The Christmas and gift-giving season starts relatively early compared to other cultures, with the Santa-like figure, or Hungarian version of Saint Nicholas, traditionally visiting the homes of Hungarian children on the 5th December, on the eve of Saint Nicholas Feast Day, 6 December.

Although the role of gift-giver on Christmas Day itself is assigned to the Christ Child, on the night before St Nicholas Day Hungarian children traditionally place a boot on their windowsill waiting for Mikulás to come by and fill it with treats.

There is no Mrs. Mikulas in Hungary. In Hungary, Mikulás often comes with an assistant: a "Krampusz", a Devil, who punishes bad children. In the Czech Republic, Slovenia and Slovakia, Miklavž has another assistant, a good Angel, who gives out presents to good children.

In the traditional Nicholas-walk, on 6 December, St. Nicholas comes clothed in a bishop’s attire, a long red coat and a red cap on his head, holding a shepherd’s crook in one hand, and carrying a sack full of gifts on his back. He cannot be seen because he arrives in the middle of the night when good little children are already fast asleep, so you'd better not try to stay up so late, otherwise he won't give you any presents, only a birch stick (virgács).

Before 24 December, people decorate their houses and start to cook and bake. At Christmas, the family members come together and celebrate. On 24 December, people decorate the tree with ornaments and put the wrapped presents under it. On Christmas Eve, which is the day before Christmas Day, young children are waiting for the arrival of Jesus and especially for the presents. Gift-giving is done after the meal, and after singing carols around the tree.

On Holy Night, Hungarians listen to holiday songs such as Silent Night and sing or attend Christmas mass. They also burn candles on the Advent Wreath during the four weeks before Christmas.

Monday, 15 December 2014

Best Ever Red Cabbage Recipe

A must have accompaniment to any Christmas meal, this red cabbage recipe borrowed from BBC Good Food is a sure fire hit!

1½ kg red cabbages
2 onions, chopped
4 Granny Smiths apples, peeled and cored and chopped
zest 1 orange or 2 clementines
2 tsp ground mixed spice
100g light soft brown sugar
3 tbsp cider vinegar
300ml dry cider
25g butter

  1. Peel off the outer leaves from the cabbage and discard. Quarter the cabbage, removing the tough stem, then thinly slice. Arrange a layer of the cabbage on the bottom of a large saucepan, followed by some of the onions, apples, zest, mixed spice, sugar and seasoning. Continue to create layers until you have used up the ingredients.
  2. Pour over the vinegar and cider and dot the butter on top. Bring to the boil then simmer with a lid on over low heat for 1½ hrs, until tender. The cabbage will keep for 2 days, covered, in the fridge or freeze for up to 1 month. Reheat in either a pan or in the microwave.

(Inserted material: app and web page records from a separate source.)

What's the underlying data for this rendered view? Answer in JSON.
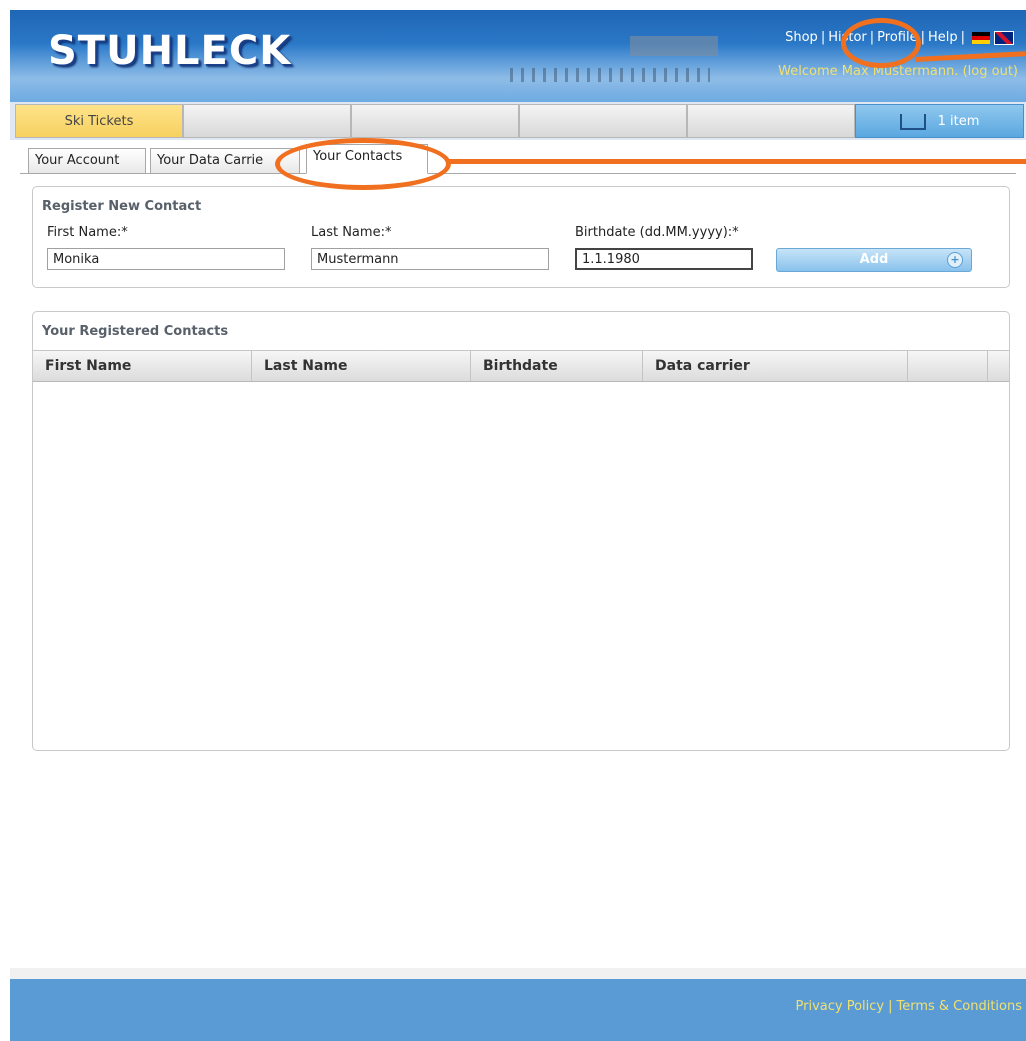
{
  "header": {
    "logo_text": "STUHLECK",
    "links": [
      {
        "label": "Shop"
      },
      {
        "label": "Histor"
      },
      {
        "label": "Profile"
      },
      {
        "label": "Help"
      }
    ],
    "welcome_text": "Welcome Max Mustermann.",
    "logout_label": "(log out)"
  },
  "main_tabs": [
    {
      "label": "Ski Tickets",
      "active": true
    },
    {
      "label": ""
    },
    {
      "label": ""
    },
    {
      "label": ""
    },
    {
      "label": ""
    }
  ],
  "cart": {
    "label": "1 item"
  },
  "sub_tabs": [
    {
      "label": "Your Account"
    },
    {
      "label": "Your Data Carrie"
    },
    {
      "label": "Your Contacts",
      "active": true
    }
  ],
  "register": {
    "title": "Register New Contact",
    "first_name_label": "First Name:*",
    "first_name_value": "Monika",
    "last_name_label": "Last Name:*",
    "last_name_value": "Mustermann",
    "birthdate_label": "Birthdate (dd.MM.yyyy):*",
    "birthdate_value": "1.1.1980",
    "add_label": "Add"
  },
  "contacts": {
    "title": "Your Registered Contacts",
    "columns": [
      "First Name",
      "Last Name",
      "Birthdate",
      "Data carrier"
    ],
    "rows": []
  },
  "footer": {
    "privacy_label": "Privacy Policy",
    "terms_label": "Terms & Conditions"
  },
  "colors": {
    "annotation": "#f07020",
    "header_blue": "#2d7ccb",
    "footer_blue": "#5b9bd5",
    "active_tab": "#f6d160",
    "link_yellow": "#f0e070"
  }
}
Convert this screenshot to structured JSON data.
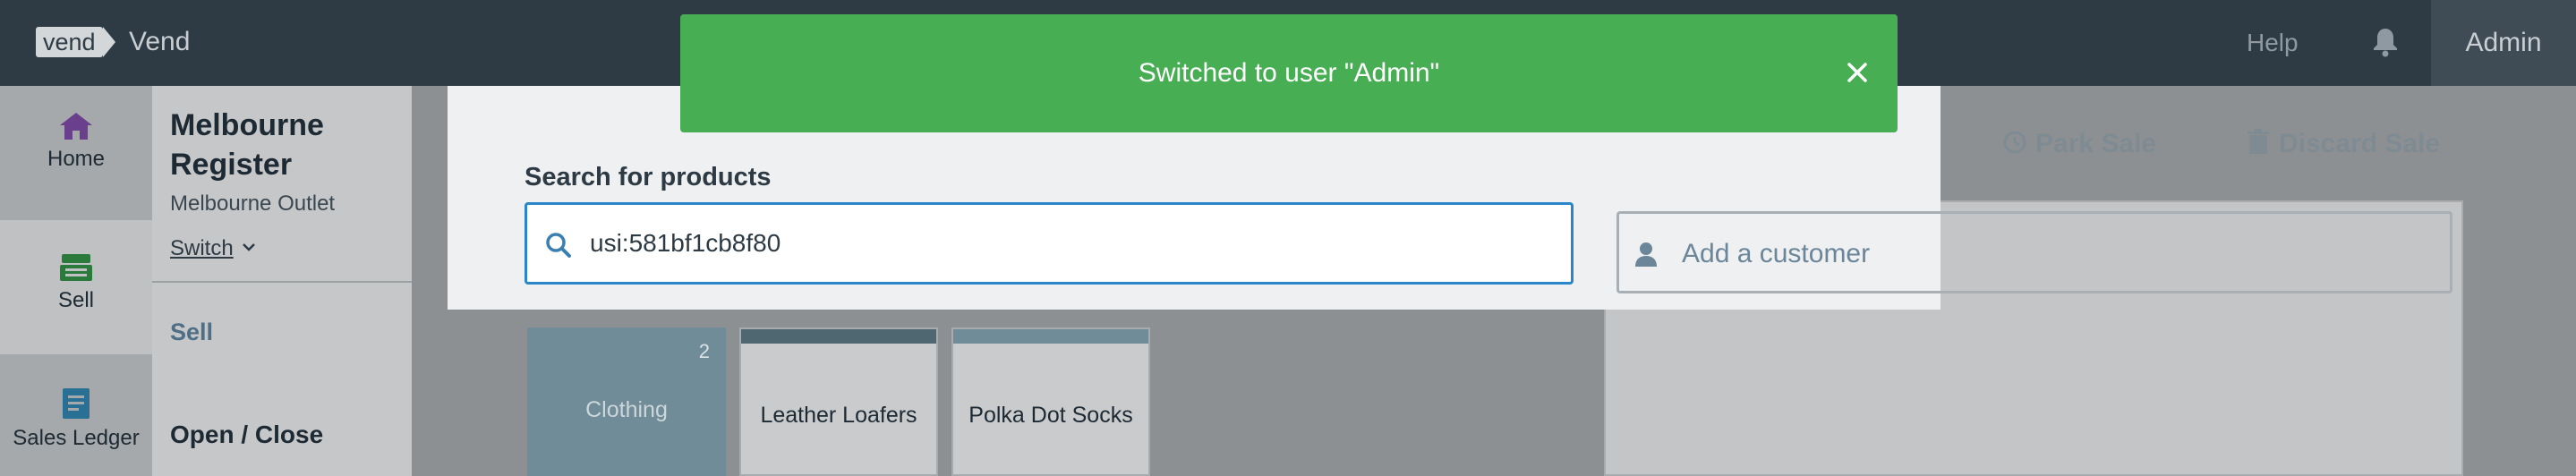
{
  "header": {
    "logo_text": "vend",
    "brand": "Vend",
    "help": "Help",
    "admin": "Admin"
  },
  "nav": {
    "items": [
      {
        "label": "Home",
        "icon": "home-icon"
      },
      {
        "label": "Sell",
        "icon": "register-icon"
      },
      {
        "label": "Sales Ledger",
        "icon": "ledger-icon"
      }
    ]
  },
  "register": {
    "title": "Melbourne Register",
    "outlet": "Melbourne Outlet",
    "switch": "Switch",
    "menu_sell": "Sell",
    "menu_open_close": "Open / Close"
  },
  "toast": {
    "message": "Switched to user \"Admin\""
  },
  "search": {
    "label": "Search for products",
    "value": "usi:581bf1cb8f80"
  },
  "actions": {
    "park": "Park Sale",
    "discard": "Discard Sale"
  },
  "customer": {
    "placeholder": "Add a customer"
  },
  "tiles": [
    {
      "name": "Clothing",
      "count": "2",
      "color": "#6f8c98"
    },
    {
      "name": "Leather Loafers",
      "color": "#4f6770"
    },
    {
      "name": "Polka Dot Socks",
      "color": "#6f8c98"
    }
  ],
  "colors": {
    "topbar": "#2e3b45",
    "toast": "#48ae54",
    "accent": "#2a86c8"
  }
}
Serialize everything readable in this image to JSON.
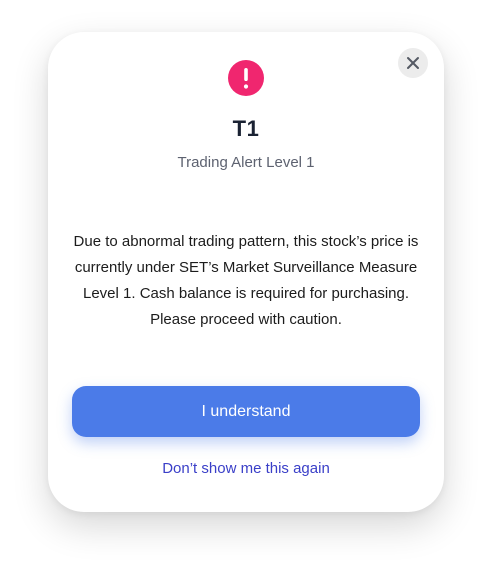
{
  "dialog": {
    "title": "T1",
    "subtitle": "Trading Alert Level 1",
    "message": "Due to abnormal trading pattern, this stock’s price is currently under SET’s Market Surveillance Measure Level 1. Cash balance is required for purchasing. Please proceed with caution.",
    "primary_button_label": "I understand",
    "secondary_link_label": "Don’t show me this again",
    "icons": {
      "alert": "exclamation-circle-icon",
      "close": "close-icon"
    },
    "colors": {
      "alert_icon": "#f0266f",
      "primary_button": "#4b7be8",
      "link": "#3a3fc8"
    }
  }
}
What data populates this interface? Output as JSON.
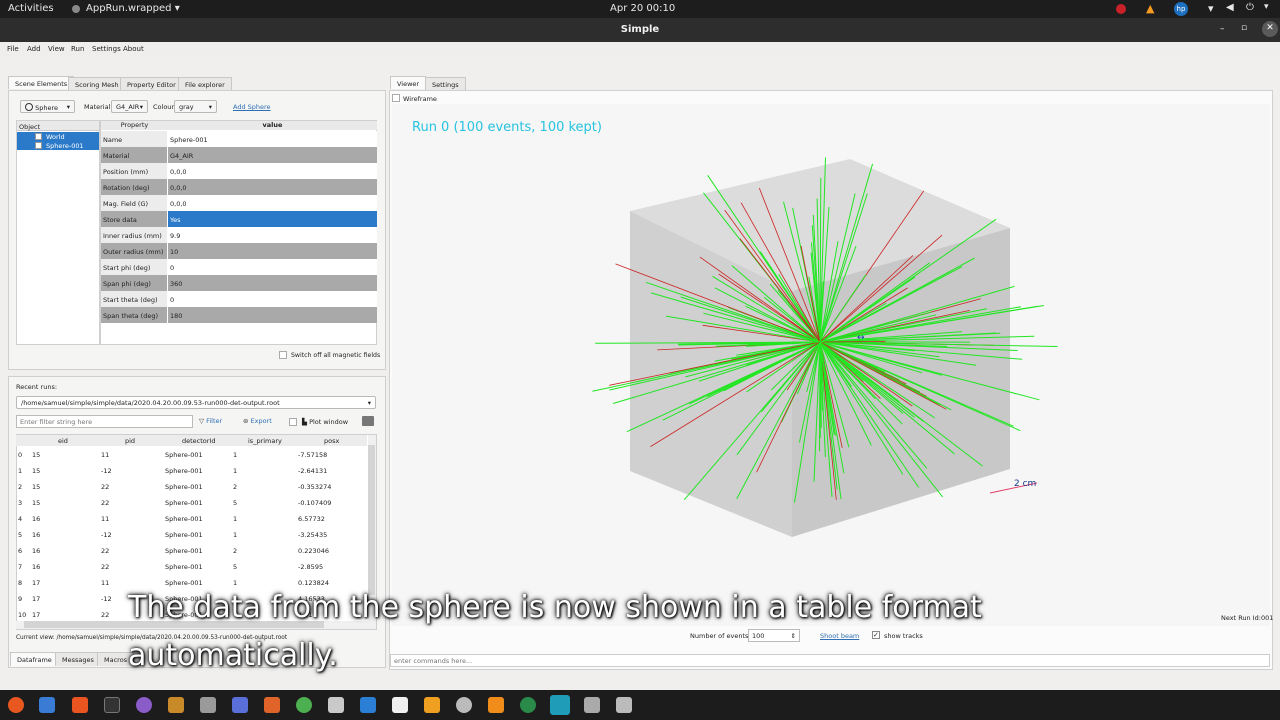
{
  "topbar": {
    "activities": "Activities",
    "app_name": "AppRun.wrapped",
    "clock": "Apr 20  00:10"
  },
  "window": {
    "title": "Simple"
  },
  "menu": [
    "File",
    "Add",
    "View",
    "Run",
    "Settings",
    "About"
  ],
  "left_tabs": [
    "Scene Elements",
    "Scoring Mesh",
    "Property Editor",
    "File explorer"
  ],
  "scene": {
    "shape_select": "Sphere",
    "material_label": "Material",
    "material_value": "G4_AIR",
    "colour_label": "Colour",
    "colour_value": "gray",
    "add_label": "Add Sphere",
    "object_header": "Object",
    "objects": [
      "World",
      "Sphere-001"
    ],
    "property_header": "Property",
    "value_header": "value",
    "properties": [
      {
        "k": "Name",
        "v": "Sphere-001"
      },
      {
        "k": "Material",
        "v": "G4_AIR"
      },
      {
        "k": "Position (mm)",
        "v": "0,0,0"
      },
      {
        "k": "Rotation (deg)",
        "v": "0,0,0"
      },
      {
        "k": "Mag. Field (G)",
        "v": "0,0,0"
      },
      {
        "k": "Store data",
        "v": "Yes"
      },
      {
        "k": "Inner radius (mm)",
        "v": "9.9"
      },
      {
        "k": "Outer radius (mm)",
        "v": "10"
      },
      {
        "k": "Start phi (deg)",
        "v": "0"
      },
      {
        "k": "Span phi (deg)",
        "v": "360"
      },
      {
        "k": "Start theta (deg)",
        "v": "0"
      },
      {
        "k": "Span theta (deg)",
        "v": "180"
      }
    ],
    "switch_off_label": "Switch off all magnetic fields"
  },
  "runs": {
    "recent_label": "Recent runs:",
    "path": "/home/samuel/simple/simple/data/2020.04.20.00.09.53-run000-det-output.root",
    "filter_placeholder": "Enter filter string here",
    "filter_label": "Filter",
    "export_label": "Export",
    "plot_window_label": "Plot window",
    "columns": [
      "eid",
      "pid",
      "detectorId",
      "is_primary",
      "posx"
    ],
    "rows": [
      [
        "0",
        "15",
        "11",
        "Sphere-001",
        "1",
        "-7.57158"
      ],
      [
        "1",
        "15",
        "-12",
        "Sphere-001",
        "1",
        "-2.64131"
      ],
      [
        "2",
        "15",
        "22",
        "Sphere-001",
        "2",
        "-0.353274"
      ],
      [
        "3",
        "15",
        "22",
        "Sphere-001",
        "5",
        "-0.107409"
      ],
      [
        "4",
        "16",
        "11",
        "Sphere-001",
        "1",
        "6.57732"
      ],
      [
        "5",
        "16",
        "-12",
        "Sphere-001",
        "1",
        "-3.25435"
      ],
      [
        "6",
        "16",
        "22",
        "Sphere-001",
        "2",
        "0.223046"
      ],
      [
        "7",
        "16",
        "22",
        "Sphere-001",
        "5",
        "-2.8595"
      ],
      [
        "8",
        "17",
        "11",
        "Sphere-001",
        "1",
        "0.123824"
      ],
      [
        "9",
        "17",
        "-12",
        "Sphere-001",
        "1",
        "4.16533"
      ],
      [
        "10",
        "17",
        "22",
        "Sphere-001",
        "",
        "4.91"
      ]
    ],
    "current_view": "Current view: /home/samuel/simple/simple/data/2020.04.20.00.09.53-run000-det-output.root"
  },
  "bottom_tabs": [
    "Dataframe",
    "Messages",
    "Macros"
  ],
  "viewer": {
    "tabs": [
      "Viewer",
      "Settings"
    ],
    "wireframe_label": "Wireframe",
    "run_label": "Run 0 (100 events, 100 kept)",
    "scale_label": "2 cm",
    "next_run": "Next Run Id:001",
    "number_of_events_label": "Number of events",
    "number_of_events_value": "100",
    "shoot_label": "Shoot beam",
    "show_tracks_label": "show tracks",
    "command_placeholder": "enter commands here..."
  },
  "subtitle": {
    "line1": "The data from the sphere is now shown in a table format",
    "line2": "automatically."
  },
  "colors": {
    "accent": "#2b7ac9",
    "track_green": "#22e622",
    "track_red": "#cc2222",
    "run_label": "#27c3e0"
  }
}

Wednesday, 10 December 2014

Mulled Wine Recipe

Now Christmas is less than a month away it is time to well and truly embrace Christmas food and drink, starting with this fabulous winter warmer - mulled wine. Contrary to popular opinion, it's super easy to make and taste exactly like Christmas in a glass. The beautiful warmth comes from the use of festive spices: cloves, cinnamon and nutmeg. Mix together all the ingredients over a very low heat to help all those Christmas flavours infuse.


To make this festive warmer, you will need:

2 clementines
1 lemon
1 lime
200 grams of caster sugar
6 whole cloves
1 stick of cinnamon
3 fresh bay leaves
1 whole nutmeg, for grating
1 vanilla pod, halved lengthways
2 star anise
2 bottles of red wine


Peel large section of peel from your clementines, lemon and lime using a speed peeler.
Put the sugar in a large saucepan over a medium heat, add the pieces of peel and squeeze in the clementine juice. Add the cloves, cinnamon stick, bay leaves and about 10 to 12 gratings of nutmeg. Add in your halved vanilla pod and stir in just enough red wine to cover the sugar.
Let this simmer until the sugar has completely dissolved into the red wine and then bring to the boil. Keep on a rolling boil for about 4 to 5 minutes, or until you've got a beautiful thick syrup.
When your syrup is ready, turn the heat down to low and add your star anise and the rest of the wine. Gently heat the wine and after around 5 minutes, when it's warm and delicious, ladle it into glasses and serve.